Dataset excerpts below:

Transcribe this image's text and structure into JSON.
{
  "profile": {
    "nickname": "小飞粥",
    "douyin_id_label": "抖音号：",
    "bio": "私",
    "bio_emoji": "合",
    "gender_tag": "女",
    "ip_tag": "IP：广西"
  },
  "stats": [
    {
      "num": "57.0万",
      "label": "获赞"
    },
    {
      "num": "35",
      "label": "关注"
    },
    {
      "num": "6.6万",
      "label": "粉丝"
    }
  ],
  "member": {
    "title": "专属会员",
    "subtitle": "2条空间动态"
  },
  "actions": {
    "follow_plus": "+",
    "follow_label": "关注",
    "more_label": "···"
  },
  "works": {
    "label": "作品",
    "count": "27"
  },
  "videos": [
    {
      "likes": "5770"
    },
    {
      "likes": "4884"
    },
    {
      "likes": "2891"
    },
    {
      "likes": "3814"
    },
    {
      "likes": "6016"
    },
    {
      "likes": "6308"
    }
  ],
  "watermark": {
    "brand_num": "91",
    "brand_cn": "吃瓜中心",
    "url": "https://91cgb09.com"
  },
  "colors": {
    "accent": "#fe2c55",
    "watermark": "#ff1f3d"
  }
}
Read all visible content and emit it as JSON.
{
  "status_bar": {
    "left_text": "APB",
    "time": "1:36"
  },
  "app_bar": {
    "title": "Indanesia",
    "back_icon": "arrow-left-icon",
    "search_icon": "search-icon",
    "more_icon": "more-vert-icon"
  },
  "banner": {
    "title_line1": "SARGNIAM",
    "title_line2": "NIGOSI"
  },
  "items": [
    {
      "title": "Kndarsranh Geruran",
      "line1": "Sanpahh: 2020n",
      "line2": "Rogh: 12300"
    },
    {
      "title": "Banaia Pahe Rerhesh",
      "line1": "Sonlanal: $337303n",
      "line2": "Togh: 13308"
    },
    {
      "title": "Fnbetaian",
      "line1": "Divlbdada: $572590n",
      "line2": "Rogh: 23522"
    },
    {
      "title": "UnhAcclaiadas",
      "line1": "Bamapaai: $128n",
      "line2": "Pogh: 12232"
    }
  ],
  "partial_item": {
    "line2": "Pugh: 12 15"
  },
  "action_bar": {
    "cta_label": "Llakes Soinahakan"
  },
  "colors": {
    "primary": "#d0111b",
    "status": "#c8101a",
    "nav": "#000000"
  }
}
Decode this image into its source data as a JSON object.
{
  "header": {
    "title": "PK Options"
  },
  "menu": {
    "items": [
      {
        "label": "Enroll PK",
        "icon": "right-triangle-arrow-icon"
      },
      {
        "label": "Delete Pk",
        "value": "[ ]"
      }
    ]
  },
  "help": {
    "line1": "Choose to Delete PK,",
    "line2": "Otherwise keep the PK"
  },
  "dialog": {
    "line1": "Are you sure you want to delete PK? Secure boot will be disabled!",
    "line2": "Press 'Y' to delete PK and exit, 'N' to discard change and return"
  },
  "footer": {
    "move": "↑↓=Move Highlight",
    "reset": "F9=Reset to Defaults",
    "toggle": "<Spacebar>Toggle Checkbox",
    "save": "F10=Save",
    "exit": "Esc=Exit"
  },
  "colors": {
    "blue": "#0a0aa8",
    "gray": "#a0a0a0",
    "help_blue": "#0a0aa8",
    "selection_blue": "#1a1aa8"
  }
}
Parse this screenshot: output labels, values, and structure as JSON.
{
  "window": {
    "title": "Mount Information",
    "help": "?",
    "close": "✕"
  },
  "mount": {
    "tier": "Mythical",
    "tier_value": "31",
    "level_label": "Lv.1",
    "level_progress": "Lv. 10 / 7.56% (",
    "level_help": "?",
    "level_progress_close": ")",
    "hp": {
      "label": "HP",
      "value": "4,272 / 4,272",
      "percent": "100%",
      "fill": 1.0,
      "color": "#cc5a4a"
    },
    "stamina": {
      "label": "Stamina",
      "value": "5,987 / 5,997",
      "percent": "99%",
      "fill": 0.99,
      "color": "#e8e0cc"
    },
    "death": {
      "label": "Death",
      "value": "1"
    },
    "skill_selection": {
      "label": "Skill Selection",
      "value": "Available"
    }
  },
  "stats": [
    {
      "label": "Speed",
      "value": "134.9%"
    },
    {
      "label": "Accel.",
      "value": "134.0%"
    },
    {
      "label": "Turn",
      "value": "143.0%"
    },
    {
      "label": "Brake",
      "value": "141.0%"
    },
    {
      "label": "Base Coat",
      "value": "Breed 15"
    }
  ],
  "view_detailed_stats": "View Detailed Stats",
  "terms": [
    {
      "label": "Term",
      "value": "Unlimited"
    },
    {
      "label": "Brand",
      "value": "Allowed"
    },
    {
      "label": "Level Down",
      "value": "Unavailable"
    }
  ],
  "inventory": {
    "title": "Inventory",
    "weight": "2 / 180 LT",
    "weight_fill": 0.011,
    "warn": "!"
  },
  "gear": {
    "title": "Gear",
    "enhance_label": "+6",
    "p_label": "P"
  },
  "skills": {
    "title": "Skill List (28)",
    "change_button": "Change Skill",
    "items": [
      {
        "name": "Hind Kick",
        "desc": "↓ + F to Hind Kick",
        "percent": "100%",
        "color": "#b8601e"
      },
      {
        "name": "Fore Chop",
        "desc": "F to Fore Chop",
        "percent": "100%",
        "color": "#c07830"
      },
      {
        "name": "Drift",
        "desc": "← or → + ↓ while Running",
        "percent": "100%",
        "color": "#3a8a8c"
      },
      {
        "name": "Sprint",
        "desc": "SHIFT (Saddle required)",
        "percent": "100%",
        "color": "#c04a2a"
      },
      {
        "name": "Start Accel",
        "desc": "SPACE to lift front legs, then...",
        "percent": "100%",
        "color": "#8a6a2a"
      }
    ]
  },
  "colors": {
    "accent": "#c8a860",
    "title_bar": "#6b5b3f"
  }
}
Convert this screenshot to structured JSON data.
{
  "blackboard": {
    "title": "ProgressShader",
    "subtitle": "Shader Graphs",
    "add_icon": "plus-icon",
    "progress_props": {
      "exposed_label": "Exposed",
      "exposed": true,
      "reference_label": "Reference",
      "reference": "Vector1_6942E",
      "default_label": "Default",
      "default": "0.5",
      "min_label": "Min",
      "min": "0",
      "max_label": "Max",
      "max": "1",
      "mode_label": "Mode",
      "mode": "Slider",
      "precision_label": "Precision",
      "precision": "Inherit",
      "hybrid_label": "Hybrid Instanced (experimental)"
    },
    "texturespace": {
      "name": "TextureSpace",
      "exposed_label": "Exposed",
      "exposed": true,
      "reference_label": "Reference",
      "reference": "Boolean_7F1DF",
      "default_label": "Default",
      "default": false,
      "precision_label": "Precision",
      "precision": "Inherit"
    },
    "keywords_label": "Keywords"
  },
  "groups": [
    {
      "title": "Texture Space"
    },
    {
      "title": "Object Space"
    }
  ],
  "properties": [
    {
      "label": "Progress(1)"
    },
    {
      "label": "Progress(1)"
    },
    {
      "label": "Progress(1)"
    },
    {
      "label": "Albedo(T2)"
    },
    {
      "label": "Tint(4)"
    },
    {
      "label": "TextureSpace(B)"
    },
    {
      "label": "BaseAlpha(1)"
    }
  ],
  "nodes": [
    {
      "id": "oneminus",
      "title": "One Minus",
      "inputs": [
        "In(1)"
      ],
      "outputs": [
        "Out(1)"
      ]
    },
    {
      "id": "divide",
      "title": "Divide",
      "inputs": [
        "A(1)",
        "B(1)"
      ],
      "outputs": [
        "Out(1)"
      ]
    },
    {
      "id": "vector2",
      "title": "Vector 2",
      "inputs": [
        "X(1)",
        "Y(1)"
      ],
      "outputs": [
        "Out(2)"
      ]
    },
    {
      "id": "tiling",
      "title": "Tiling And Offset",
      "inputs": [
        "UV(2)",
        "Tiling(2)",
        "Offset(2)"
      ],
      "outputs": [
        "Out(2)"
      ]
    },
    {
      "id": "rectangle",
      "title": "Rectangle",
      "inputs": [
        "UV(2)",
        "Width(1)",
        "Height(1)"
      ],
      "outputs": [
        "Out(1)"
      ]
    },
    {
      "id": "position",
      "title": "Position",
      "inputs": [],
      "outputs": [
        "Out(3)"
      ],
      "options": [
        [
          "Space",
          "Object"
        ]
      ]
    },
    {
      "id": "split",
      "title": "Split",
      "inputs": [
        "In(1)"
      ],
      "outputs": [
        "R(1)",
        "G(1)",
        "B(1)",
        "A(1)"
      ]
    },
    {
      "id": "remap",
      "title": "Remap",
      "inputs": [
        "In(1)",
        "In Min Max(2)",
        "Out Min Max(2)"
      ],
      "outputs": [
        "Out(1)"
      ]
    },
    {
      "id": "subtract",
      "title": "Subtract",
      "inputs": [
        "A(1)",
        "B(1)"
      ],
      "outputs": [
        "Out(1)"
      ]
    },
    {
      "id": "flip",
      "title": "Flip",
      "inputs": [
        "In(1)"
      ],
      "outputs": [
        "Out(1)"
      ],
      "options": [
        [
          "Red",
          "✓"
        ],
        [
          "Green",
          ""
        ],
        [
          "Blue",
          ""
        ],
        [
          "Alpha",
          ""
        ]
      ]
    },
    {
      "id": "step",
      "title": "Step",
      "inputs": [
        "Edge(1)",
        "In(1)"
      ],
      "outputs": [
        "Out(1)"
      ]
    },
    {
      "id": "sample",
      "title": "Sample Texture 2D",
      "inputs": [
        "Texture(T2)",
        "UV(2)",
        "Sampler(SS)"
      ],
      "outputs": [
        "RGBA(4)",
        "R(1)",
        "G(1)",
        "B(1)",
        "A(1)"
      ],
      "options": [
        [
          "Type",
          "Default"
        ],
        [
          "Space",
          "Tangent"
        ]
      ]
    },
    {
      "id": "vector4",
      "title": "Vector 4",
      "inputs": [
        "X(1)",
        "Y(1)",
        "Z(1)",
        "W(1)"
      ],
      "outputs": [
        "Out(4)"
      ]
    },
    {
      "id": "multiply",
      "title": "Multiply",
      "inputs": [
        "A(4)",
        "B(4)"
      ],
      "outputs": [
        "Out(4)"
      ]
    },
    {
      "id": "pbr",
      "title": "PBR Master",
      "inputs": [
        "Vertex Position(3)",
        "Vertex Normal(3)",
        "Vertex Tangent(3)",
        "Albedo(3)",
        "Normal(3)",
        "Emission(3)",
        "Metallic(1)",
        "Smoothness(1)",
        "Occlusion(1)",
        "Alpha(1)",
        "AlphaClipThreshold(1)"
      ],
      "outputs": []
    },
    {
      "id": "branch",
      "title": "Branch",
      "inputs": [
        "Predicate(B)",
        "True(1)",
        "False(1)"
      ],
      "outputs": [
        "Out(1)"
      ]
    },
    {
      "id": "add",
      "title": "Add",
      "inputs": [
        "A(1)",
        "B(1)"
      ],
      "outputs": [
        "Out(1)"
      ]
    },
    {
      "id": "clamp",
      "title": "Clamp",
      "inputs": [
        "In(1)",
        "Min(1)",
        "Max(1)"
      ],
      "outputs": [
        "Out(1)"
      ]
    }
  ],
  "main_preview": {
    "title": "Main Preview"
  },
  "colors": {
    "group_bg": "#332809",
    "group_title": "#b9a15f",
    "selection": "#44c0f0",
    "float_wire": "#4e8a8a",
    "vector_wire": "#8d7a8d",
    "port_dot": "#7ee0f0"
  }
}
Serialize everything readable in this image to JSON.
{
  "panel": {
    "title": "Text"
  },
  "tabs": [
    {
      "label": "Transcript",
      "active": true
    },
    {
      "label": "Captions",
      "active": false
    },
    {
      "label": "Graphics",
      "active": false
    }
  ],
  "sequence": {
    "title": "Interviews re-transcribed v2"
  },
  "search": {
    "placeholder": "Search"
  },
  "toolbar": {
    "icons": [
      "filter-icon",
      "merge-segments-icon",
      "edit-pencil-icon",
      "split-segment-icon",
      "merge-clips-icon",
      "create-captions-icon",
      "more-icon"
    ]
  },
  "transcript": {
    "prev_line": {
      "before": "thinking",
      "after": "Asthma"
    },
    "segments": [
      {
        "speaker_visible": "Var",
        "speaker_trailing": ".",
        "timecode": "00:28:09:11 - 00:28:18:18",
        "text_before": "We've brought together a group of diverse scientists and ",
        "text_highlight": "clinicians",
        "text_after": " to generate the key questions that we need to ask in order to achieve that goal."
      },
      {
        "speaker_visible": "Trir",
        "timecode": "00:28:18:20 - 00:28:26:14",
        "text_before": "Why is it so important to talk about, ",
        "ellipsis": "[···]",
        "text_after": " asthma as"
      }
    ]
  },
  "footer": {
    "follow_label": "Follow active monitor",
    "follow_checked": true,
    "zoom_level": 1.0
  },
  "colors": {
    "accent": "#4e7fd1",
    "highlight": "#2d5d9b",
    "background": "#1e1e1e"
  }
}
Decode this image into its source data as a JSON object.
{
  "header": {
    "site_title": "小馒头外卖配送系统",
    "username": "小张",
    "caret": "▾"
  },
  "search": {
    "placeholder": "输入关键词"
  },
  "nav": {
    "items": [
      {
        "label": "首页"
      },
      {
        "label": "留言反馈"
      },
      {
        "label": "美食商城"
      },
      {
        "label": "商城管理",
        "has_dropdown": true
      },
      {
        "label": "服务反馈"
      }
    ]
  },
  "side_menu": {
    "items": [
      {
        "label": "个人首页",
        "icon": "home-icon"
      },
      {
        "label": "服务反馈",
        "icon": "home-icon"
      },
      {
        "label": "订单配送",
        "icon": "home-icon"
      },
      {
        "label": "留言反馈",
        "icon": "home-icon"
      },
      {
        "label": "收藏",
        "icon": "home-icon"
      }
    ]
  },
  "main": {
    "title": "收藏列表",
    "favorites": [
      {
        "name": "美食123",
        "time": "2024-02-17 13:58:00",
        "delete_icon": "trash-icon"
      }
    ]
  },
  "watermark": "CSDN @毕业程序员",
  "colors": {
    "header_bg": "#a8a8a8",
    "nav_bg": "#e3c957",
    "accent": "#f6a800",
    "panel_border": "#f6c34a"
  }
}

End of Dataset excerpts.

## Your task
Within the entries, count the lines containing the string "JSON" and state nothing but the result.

## Exercise answer
7